Data about app and page elements
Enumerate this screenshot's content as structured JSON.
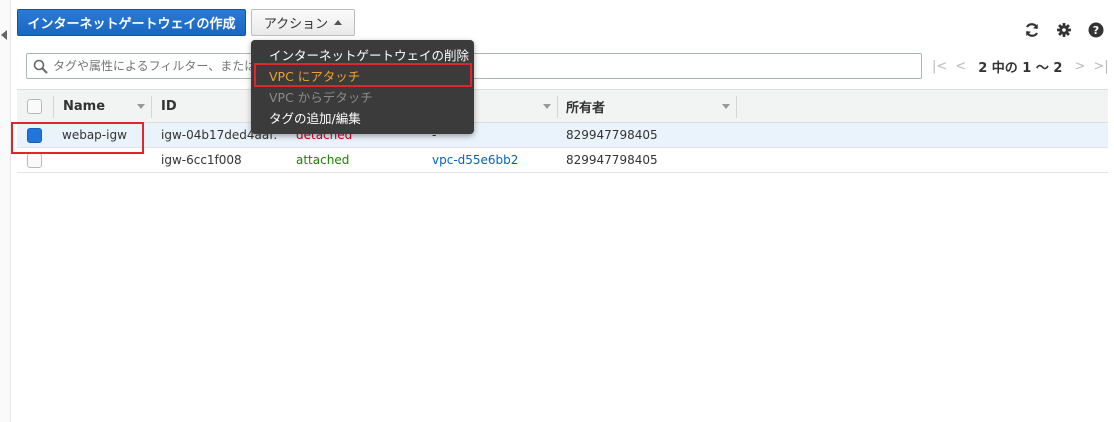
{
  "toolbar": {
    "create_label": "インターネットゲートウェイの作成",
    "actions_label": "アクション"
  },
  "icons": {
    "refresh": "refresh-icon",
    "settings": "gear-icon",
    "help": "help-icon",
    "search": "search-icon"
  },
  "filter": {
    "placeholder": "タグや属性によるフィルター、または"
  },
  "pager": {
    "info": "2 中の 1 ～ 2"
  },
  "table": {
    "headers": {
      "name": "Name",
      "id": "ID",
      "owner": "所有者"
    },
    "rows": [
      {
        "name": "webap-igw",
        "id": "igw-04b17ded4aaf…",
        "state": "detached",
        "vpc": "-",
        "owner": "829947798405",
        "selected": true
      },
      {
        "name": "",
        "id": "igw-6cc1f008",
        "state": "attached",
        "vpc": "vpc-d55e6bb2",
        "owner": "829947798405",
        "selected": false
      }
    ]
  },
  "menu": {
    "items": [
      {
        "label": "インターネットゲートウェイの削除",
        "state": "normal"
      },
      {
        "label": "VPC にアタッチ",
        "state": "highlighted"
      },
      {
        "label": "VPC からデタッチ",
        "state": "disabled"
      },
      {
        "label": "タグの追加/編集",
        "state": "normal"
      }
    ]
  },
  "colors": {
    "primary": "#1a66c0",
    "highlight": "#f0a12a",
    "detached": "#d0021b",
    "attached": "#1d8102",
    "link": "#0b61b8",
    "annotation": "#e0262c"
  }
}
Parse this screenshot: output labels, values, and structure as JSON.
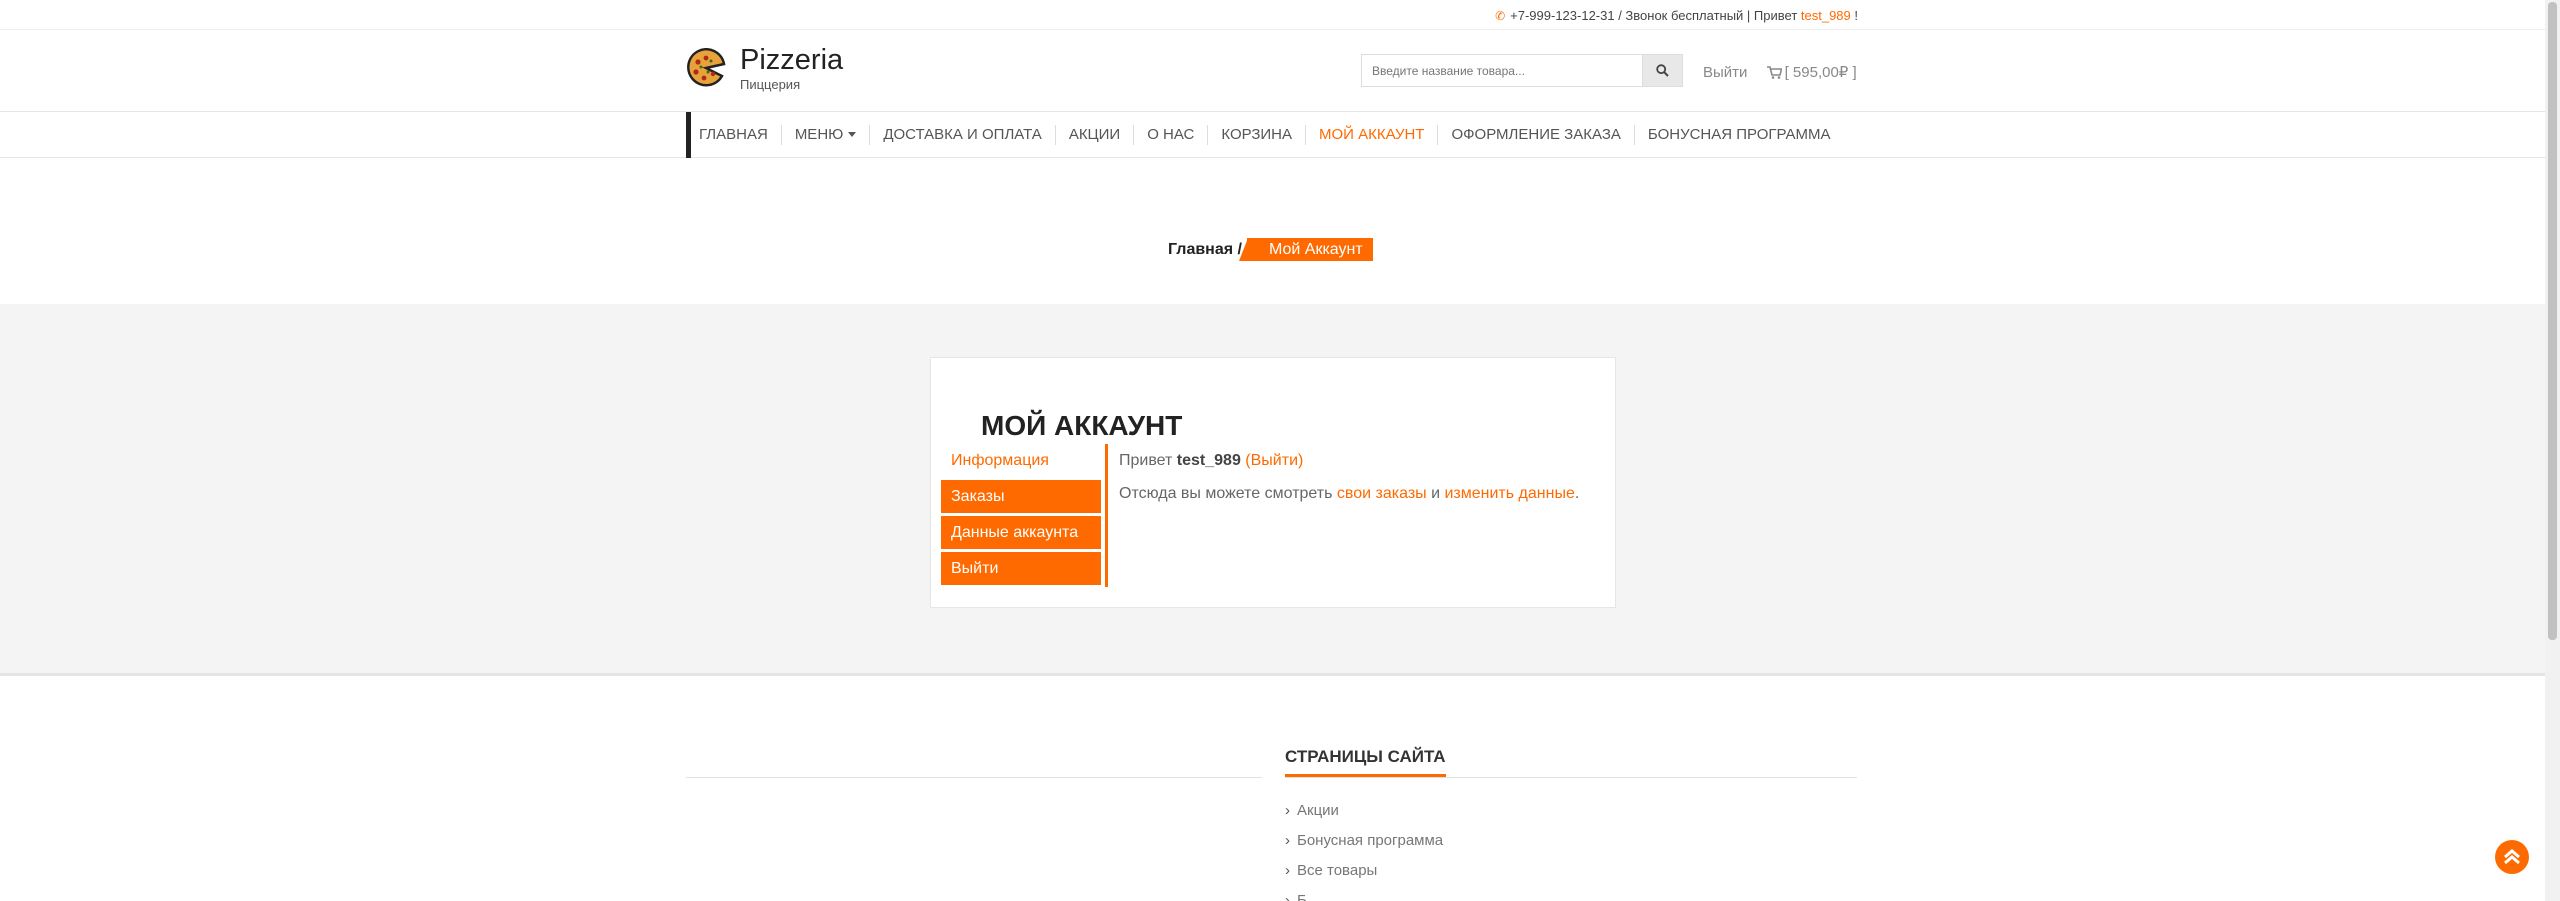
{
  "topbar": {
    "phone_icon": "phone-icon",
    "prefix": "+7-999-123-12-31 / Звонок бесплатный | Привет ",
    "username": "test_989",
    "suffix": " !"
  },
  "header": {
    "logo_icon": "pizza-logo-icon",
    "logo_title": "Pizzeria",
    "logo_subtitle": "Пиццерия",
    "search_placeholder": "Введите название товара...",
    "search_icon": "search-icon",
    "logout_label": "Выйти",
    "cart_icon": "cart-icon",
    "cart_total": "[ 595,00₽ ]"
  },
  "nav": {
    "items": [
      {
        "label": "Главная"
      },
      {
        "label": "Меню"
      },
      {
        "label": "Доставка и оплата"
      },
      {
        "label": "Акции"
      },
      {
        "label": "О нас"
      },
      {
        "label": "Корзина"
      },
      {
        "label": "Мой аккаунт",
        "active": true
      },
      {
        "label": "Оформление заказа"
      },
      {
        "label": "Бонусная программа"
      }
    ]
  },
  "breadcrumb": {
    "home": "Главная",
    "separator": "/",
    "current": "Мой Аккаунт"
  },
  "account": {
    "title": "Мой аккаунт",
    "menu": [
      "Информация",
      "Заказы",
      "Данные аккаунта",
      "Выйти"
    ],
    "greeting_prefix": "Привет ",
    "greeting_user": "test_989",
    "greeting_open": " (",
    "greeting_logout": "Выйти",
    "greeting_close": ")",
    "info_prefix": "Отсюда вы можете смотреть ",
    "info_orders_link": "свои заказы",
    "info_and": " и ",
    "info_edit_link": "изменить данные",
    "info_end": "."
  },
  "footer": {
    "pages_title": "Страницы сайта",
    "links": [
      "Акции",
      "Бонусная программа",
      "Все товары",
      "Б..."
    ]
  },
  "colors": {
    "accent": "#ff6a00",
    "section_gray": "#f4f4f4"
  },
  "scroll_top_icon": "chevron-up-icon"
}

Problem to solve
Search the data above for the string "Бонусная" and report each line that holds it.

Output of the exercise
        "label": "Бонусная программа"
      "Бонусная программа",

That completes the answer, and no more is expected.